◆ Work order:
Produce a word-for-word copy of the data that follows, excluding images.

◆ Study material:

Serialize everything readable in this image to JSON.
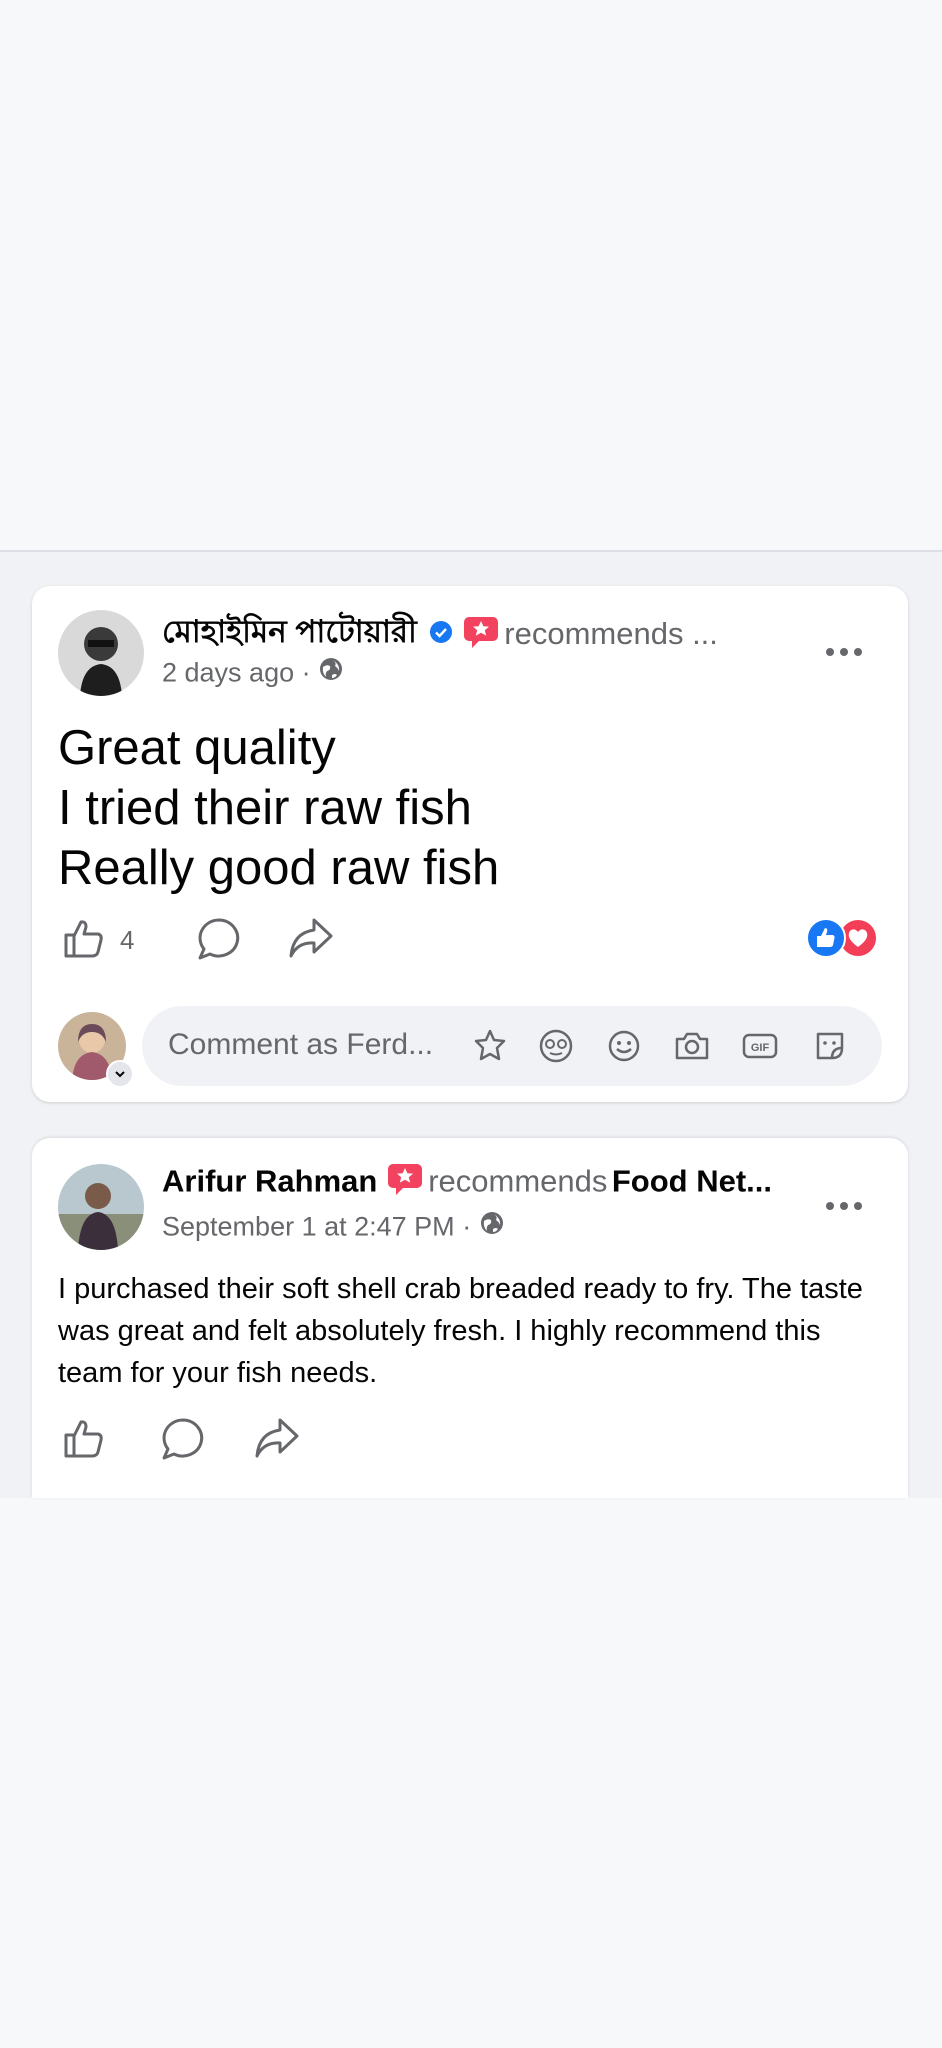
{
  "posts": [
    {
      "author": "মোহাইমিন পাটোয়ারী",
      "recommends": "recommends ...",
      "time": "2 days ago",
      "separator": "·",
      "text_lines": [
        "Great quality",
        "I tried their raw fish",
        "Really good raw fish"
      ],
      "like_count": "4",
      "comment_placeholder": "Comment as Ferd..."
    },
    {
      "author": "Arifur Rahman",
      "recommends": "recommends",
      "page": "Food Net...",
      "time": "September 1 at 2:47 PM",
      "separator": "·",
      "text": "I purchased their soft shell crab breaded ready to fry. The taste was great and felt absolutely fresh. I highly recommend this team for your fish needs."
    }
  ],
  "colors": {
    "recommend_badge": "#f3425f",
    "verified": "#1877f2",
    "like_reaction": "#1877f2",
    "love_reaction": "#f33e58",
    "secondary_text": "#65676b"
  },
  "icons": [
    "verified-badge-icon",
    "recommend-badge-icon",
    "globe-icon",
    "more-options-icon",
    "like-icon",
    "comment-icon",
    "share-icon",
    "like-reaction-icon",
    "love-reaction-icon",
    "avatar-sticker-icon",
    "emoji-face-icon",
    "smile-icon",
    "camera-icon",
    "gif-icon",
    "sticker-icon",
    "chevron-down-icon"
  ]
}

◆ Output of the task:
Serialize everything readable in this image to JSON.
{
  "posts": [
    {
      "author": "মোহাইমিন পাটোয়ারী",
      "recommends": "recommends ...",
      "time": "2 days ago",
      "separator": "·",
      "text_lines": [
        "Great quality",
        "I tried their raw fish",
        "Really good raw fish"
      ],
      "like_count": "4",
      "comment_placeholder": "Comment as Ferd..."
    },
    {
      "author": "Arifur Rahman",
      "recommends": "recommends",
      "page": "Food Net...",
      "time": "September 1 at 2:47 PM",
      "separator": "·",
      "text": "I purchased their soft shell crab breaded ready to fry. The taste was great and felt absolutely fresh. I highly recommend this team for your fish needs."
    }
  ],
  "colors": {
    "recommend_badge": "#f3425f",
    "verified": "#1877f2",
    "like_reaction": "#1877f2",
    "love_reaction": "#f33e58",
    "secondary_text": "#65676b"
  },
  "icons": [
    "verified-badge-icon",
    "recommend-badge-icon",
    "globe-icon",
    "more-options-icon",
    "like-icon",
    "comment-icon",
    "share-icon",
    "like-reaction-icon",
    "love-reaction-icon",
    "avatar-sticker-icon",
    "emoji-face-icon",
    "smile-icon",
    "camera-icon",
    "gif-icon",
    "sticker-icon",
    "chevron-down-icon"
  ]
}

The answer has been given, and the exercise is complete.